What to do: The records are to be restated in their entirety, word for word.

Entries provided:
━━━━━━━━━━━━━━━━━━━━

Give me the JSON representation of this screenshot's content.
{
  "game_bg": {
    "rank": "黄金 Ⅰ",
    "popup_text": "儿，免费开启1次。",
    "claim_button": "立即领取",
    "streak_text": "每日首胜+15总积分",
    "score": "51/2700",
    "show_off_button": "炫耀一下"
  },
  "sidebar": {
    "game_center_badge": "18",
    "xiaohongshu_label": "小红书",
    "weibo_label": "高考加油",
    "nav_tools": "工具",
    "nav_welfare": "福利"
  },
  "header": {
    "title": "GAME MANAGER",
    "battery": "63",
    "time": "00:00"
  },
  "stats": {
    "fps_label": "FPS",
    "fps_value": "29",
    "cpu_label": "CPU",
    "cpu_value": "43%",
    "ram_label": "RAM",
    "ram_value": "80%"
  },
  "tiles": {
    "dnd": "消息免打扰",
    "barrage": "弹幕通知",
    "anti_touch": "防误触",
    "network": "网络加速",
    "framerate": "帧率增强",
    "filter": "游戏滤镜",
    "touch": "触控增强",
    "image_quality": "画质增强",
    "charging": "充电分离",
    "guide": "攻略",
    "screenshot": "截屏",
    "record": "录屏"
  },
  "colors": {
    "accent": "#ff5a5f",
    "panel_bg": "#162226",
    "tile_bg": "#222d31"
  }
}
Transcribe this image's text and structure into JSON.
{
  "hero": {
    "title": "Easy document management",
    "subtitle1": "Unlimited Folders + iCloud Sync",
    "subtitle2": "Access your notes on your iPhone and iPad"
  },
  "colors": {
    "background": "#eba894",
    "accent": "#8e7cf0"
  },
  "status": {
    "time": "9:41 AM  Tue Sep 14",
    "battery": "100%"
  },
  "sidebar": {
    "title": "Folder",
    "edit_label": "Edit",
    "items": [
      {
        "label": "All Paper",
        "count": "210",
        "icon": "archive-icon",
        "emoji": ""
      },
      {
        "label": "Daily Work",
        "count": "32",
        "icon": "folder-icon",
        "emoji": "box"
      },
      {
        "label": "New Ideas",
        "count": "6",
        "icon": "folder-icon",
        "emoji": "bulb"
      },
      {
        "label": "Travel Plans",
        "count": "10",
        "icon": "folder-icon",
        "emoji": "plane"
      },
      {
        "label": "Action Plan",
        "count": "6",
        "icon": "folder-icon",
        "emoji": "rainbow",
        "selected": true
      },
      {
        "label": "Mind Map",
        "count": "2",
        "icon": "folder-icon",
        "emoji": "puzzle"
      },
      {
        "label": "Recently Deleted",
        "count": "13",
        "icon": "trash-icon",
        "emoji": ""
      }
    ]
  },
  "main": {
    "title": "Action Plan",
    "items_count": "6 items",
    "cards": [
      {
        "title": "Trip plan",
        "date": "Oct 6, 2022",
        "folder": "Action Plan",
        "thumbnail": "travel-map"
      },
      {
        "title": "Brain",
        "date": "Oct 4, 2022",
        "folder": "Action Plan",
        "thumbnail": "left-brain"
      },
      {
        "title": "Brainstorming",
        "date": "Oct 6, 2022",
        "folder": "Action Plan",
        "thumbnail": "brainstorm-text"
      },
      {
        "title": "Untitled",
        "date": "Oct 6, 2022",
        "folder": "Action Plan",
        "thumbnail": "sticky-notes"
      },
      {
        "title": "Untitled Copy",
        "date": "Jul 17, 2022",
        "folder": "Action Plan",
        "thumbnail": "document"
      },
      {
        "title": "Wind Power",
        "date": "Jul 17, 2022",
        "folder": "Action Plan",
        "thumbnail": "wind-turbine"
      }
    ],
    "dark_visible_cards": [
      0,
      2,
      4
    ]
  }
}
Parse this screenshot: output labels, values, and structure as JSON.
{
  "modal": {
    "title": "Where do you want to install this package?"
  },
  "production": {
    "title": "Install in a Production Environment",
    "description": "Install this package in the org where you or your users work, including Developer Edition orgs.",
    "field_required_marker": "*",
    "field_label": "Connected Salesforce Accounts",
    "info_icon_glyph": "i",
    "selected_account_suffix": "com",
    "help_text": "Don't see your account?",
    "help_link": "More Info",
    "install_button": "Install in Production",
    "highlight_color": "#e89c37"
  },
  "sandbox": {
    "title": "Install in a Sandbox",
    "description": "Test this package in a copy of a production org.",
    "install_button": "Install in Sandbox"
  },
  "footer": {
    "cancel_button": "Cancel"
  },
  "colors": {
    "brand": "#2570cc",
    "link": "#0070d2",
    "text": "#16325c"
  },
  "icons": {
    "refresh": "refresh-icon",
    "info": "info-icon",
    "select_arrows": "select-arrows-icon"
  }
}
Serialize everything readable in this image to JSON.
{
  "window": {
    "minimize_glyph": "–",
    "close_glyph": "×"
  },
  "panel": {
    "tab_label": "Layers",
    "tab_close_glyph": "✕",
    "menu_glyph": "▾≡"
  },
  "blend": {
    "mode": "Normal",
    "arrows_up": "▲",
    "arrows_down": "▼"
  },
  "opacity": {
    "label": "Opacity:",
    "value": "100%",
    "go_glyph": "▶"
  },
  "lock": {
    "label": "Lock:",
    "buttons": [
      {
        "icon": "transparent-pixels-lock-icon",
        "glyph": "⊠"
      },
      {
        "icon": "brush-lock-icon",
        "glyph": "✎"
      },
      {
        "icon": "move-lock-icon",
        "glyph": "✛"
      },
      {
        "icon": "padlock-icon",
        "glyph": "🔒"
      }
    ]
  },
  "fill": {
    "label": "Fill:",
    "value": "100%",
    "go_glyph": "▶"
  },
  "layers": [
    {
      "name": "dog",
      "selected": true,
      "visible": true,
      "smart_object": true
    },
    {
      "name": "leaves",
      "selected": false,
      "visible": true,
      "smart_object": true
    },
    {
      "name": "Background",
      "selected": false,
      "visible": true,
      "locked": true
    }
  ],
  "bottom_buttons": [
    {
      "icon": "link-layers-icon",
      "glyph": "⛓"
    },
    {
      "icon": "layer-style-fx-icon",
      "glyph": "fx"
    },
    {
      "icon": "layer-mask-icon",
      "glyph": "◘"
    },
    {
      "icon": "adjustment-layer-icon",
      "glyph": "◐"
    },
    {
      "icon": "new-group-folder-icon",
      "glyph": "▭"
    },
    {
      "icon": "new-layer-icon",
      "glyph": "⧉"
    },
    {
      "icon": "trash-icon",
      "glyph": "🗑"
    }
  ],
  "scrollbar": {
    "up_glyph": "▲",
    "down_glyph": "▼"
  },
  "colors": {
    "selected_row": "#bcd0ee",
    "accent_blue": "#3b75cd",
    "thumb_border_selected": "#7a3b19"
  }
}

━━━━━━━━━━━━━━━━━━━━

Exercise result:
Give me the JSON representation of this screenshot's content.
{
  "game_bg": {
    "rank": "黄金 Ⅰ",
    "popup_text": "儿，免费开启1次。",
    "claim_button": "立即领取",
    "streak_text": "每日首胜+15总积分",
    "score": "51/2700",
    "show_off_button": "炫耀一下"
  },
  "sidebar": {
    "game_center_badge": "18",
    "xiaohongshu_label": "小红书",
    "weibo_label": "高考加油",
    "nav_tools": "工具",
    "nav_welfare": "福利"
  },
  "header": {
    "title": "GAME MANAGER",
    "battery": "63",
    "time": "00:00"
  },
  "stats": {
    "fps_label": "FPS",
    "fps_value": "29",
    "cpu_label": "CPU",
    "cpu_value": "43%",
    "ram_label": "RAM",
    "ram_value": "80%"
  },
  "tiles": {
    "dnd": "消息免打扰",
    "barrage": "弹幕通知",
    "anti_touch": "防误触",
    "network": "网络加速",
    "framerate": "帧率增强",
    "filter": "游戏滤镜",
    "touch": "触控增强",
    "image_quality": "画质增强",
    "charging": "充电分离",
    "guide": "攻略",
    "screenshot": "截屏",
    "record": "录屏"
  },
  "colors": {
    "accent": "#ff5a5f",
    "panel_bg": "#162226",
    "tile_bg": "#222d31"
  }
}
Transcribe this image's text and structure into JSON.
{
  "hero": {
    "title": "Easy document management",
    "subtitle1": "Unlimited Folders + iCloud Sync",
    "subtitle2": "Access your notes on your iPhone and iPad"
  },
  "colors": {
    "background": "#eba894",
    "accent": "#8e7cf0"
  },
  "status": {
    "time": "9:41 AM  Tue Sep 14",
    "battery": "100%"
  },
  "sidebar": {
    "title": "Folder",
    "edit_label": "Edit",
    "items": [
      {
        "label": "All Paper",
        "count": "210",
        "icon": "archive-icon",
        "emoji": ""
      },
      {
        "label": "Daily Work",
        "count": "32",
        "icon": "folder-icon",
        "emoji": "box"
      },
      {
        "label": "New Ideas",
        "count": "6",
        "icon": "folder-icon",
        "emoji": "bulb"
      },
      {
        "label": "Travel Plans",
        "count": "10",
        "icon": "folder-icon",
        "emoji": "plane"
      },
      {
        "label": "Action Plan",
        "count": "6",
        "icon": "folder-icon",
        "emoji": "rainbow",
        "selected": true
      },
      {
        "label": "Mind Map",
        "count": "2",
        "icon": "folder-icon",
        "emoji": "puzzle"
      },
      {
        "label": "Recently Deleted",
        "count": "13",
        "icon": "trash-icon",
        "emoji": ""
      }
    ]
  },
  "main": {
    "title": "Action Plan",
    "items_count": "6 items",
    "cards": [
      {
        "title": "Trip plan",
        "date": "Oct 6, 2022",
        "folder": "Action Plan",
        "thumbnail": "travel-map"
      },
      {
        "title": "Brain",
        "date": "Oct 4, 2022",
        "folder": "Action Plan",
        "thumbnail": "left-brain"
      },
      {
        "title": "Brainstorming",
        "date": "Oct 6, 2022",
        "folder": "Action Plan",
        "thumbnail": "brainstorm-text"
      },
      {
        "title": "Untitled",
        "date": "Oct 6, 2022",
        "folder": "Action Plan",
        "thumbnail": "sticky-notes"
      },
      {
        "title": "Untitled Copy",
        "date": "Jul 17, 2022",
        "folder": "Action Plan",
        "thumbnail": "document"
      },
      {
        "title": "Wind Power",
        "date": "Jul 17, 2022",
        "folder": "Action Plan",
        "thumbnail": "wind-turbine"
      }
    ],
    "dark_visible_cards": [
      0,
      2,
      4
    ]
  }
}
Parse this screenshot: output labels, values, and structure as JSON.
{
  "modal": {
    "title": "Where do you want to install this package?"
  },
  "production": {
    "title": "Install in a Production Environment",
    "description": "Install this package in the org where you or your users work, including Developer Edition orgs.",
    "field_required_marker": "*",
    "field_label": "Connected Salesforce Accounts",
    "info_icon_glyph": "i",
    "selected_account_suffix": "com",
    "help_text": "Don't see your account?",
    "help_link": "More Info",
    "install_button": "Install in Production",
    "highlight_color": "#e89c37"
  },
  "sandbox": {
    "title": "Install in a Sandbox",
    "description": "Test this package in a copy of a production org.",
    "install_button": "Install in Sandbox"
  },
  "footer": {
    "cancel_button": "Cancel"
  },
  "colors": {
    "brand": "#2570cc",
    "link": "#0070d2",
    "text": "#16325c"
  },
  "icons": {
    "refresh": "refresh-icon",
    "info": "info-icon",
    "select_arrows": "select-arrows-icon"
  }
}
Serialize everything readable in this image to JSON.
{
  "window": {
    "minimize_glyph": "–",
    "close_glyph": "×"
  },
  "panel": {
    "tab_label": "Layers",
    "tab_close_glyph": "✕",
    "menu_glyph": "▾≡"
  },
  "blend": {
    "mode": "Normal",
    "arrows_up": "▲",
    "arrows_down": "▼"
  },
  "opacity": {
    "label": "Opacity:",
    "value": "100%",
    "go_glyph": "▶"
  },
  "lock": {
    "label": "Lock:",
    "buttons": [
      {
        "icon": "transparent-pixels-lock-icon",
        "glyph": "⊠"
      },
      {
        "icon": "brush-lock-icon",
        "glyph": "✎"
      },
      {
        "icon": "move-lock-icon",
        "glyph": "✛"
      },
      {
        "icon": "padlock-icon",
        "glyph": "🔒"
      }
    ]
  },
  "fill": {
    "label": "Fill:",
    "value": "100%",
    "go_glyph": "▶"
  },
  "layers": [
    {
      "name": "dog",
      "selected": true,
      "visible": true,
      "smart_object": true
    },
    {
      "name": "leaves",
      "selected": false,
      "visible": true,
      "smart_object": true
    },
    {
      "name": "Background",
      "selected": false,
      "visible": true,
      "locked": true
    }
  ],
  "bottom_buttons": [
    {
      "icon": "link-layers-icon",
      "glyph": "⛓"
    },
    {
      "icon": "layer-style-fx-icon",
      "glyph": "fx"
    },
    {
      "icon": "layer-mask-icon",
      "glyph": "◘"
    },
    {
      "icon": "adjustment-layer-icon",
      "glyph": "◐"
    },
    {
      "icon": "new-group-folder-icon",
      "glyph": "▭"
    },
    {
      "icon": "new-layer-icon",
      "glyph": "⧉"
    },
    {
      "icon": "trash-icon",
      "glyph": "🗑"
    }
  ],
  "scrollbar": {
    "up_glyph": "▲",
    "down_glyph": "▼"
  },
  "colors": {
    "selected_row": "#bcd0ee",
    "accent_blue": "#3b75cd",
    "thumb_border_selected": "#7a3b19"
  }
}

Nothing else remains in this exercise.